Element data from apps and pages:
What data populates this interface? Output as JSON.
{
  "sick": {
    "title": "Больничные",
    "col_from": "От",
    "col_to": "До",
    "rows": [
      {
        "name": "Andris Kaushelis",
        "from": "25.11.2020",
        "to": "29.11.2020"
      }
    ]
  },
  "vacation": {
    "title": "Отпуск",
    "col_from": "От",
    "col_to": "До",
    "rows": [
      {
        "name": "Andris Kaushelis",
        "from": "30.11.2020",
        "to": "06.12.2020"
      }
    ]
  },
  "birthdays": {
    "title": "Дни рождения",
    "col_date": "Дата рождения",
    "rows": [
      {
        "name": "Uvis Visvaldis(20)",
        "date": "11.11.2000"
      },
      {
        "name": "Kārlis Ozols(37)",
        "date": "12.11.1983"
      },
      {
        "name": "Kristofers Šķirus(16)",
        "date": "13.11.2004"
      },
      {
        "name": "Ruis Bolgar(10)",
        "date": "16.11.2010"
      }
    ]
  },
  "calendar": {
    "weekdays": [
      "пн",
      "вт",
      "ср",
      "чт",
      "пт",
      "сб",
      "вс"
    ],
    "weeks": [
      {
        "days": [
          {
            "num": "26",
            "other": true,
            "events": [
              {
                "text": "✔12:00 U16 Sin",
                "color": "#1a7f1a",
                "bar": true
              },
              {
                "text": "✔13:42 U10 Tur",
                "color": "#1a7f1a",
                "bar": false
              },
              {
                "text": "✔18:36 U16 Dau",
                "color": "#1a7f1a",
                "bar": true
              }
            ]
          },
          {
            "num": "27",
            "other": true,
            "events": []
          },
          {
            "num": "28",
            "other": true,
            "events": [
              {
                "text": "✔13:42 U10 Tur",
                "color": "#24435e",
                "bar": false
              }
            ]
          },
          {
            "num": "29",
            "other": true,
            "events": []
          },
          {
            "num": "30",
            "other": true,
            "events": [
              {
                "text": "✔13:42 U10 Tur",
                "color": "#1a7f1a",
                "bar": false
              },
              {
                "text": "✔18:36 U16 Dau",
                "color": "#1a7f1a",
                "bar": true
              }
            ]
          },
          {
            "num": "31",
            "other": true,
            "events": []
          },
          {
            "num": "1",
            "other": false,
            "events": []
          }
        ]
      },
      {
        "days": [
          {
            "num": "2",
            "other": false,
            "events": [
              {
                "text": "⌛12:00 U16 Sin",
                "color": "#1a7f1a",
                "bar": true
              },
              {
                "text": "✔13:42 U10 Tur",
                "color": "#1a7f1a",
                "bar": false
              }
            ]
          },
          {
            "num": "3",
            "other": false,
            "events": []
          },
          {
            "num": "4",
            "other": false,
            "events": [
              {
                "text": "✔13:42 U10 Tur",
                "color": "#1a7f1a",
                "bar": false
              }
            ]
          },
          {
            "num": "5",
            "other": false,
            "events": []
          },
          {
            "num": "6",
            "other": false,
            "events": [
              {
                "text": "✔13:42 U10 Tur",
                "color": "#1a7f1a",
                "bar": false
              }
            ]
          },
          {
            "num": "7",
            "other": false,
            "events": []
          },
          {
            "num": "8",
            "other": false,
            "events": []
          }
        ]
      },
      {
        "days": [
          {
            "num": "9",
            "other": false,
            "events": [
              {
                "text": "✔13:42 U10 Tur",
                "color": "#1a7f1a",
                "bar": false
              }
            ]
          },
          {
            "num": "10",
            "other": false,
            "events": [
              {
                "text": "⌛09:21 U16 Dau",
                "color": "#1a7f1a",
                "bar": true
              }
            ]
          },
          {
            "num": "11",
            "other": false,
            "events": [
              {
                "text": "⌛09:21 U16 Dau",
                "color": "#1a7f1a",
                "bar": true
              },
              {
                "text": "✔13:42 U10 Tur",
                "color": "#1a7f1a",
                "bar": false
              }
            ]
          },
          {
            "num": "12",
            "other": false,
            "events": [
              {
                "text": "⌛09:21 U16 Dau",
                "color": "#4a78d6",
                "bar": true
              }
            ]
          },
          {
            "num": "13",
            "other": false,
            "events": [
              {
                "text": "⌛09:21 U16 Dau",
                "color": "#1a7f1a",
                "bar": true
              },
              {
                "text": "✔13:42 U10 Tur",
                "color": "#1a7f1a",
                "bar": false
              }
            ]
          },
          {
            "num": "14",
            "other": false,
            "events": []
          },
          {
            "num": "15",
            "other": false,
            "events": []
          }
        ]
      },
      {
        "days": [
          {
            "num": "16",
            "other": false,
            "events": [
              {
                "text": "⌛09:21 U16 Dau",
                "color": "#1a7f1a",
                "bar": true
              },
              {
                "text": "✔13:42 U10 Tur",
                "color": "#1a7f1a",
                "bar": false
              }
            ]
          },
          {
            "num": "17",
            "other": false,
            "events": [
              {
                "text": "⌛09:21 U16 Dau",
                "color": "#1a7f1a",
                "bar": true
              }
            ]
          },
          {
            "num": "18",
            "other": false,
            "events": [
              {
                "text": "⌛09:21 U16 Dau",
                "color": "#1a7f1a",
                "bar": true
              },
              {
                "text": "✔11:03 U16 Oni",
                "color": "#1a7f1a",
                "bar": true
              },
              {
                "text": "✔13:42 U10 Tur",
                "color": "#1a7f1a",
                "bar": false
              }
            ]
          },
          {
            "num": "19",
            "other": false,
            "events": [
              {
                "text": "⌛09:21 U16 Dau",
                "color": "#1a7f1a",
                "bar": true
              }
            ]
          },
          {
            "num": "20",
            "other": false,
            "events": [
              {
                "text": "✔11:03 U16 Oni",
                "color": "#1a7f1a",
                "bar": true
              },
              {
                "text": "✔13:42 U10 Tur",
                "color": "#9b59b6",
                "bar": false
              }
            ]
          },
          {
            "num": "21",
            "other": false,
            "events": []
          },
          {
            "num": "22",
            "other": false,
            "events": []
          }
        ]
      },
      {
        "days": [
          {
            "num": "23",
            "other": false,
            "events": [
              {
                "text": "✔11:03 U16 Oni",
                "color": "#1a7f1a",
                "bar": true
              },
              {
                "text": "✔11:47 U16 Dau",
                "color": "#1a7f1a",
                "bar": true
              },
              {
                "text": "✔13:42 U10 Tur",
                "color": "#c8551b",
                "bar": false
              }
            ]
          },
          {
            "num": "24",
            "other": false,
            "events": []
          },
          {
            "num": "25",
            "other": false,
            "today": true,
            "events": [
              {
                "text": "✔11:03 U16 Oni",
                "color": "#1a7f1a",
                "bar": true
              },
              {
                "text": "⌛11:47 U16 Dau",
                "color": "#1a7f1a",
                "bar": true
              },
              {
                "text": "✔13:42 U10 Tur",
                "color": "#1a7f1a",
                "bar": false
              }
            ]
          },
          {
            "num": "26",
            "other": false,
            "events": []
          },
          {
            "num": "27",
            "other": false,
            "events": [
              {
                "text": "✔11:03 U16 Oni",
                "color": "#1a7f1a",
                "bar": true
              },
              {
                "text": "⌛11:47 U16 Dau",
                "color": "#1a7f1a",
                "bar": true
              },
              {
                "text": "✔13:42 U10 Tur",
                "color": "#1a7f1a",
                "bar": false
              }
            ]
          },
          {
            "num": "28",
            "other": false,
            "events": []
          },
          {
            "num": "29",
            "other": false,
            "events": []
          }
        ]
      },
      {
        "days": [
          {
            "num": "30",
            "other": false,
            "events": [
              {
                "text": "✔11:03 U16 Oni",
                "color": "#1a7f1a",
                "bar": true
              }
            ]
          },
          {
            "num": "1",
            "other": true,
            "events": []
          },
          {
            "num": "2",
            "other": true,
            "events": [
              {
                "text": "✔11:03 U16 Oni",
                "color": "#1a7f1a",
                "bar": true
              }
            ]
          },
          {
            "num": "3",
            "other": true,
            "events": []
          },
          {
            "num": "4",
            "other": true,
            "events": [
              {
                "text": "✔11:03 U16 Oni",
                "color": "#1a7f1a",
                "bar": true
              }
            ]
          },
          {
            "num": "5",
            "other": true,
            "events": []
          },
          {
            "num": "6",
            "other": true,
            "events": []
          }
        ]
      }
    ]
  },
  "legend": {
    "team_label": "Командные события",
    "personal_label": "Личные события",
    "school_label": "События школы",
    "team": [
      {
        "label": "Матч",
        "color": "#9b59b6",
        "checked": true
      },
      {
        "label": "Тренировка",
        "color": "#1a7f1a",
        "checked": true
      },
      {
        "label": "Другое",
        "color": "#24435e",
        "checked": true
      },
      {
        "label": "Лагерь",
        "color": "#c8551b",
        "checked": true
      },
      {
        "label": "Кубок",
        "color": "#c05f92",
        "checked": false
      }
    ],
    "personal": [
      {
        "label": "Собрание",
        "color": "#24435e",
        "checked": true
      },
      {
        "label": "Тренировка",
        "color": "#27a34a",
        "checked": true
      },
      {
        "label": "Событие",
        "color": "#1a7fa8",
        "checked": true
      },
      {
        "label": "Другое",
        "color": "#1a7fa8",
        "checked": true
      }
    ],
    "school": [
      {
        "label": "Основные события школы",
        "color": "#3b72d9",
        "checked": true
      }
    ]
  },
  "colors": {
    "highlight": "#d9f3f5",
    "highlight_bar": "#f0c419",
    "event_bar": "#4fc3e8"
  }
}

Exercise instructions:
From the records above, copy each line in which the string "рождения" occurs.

Finished task:
    "title": "Дни рождения",
    "col_date": "Дата рождения",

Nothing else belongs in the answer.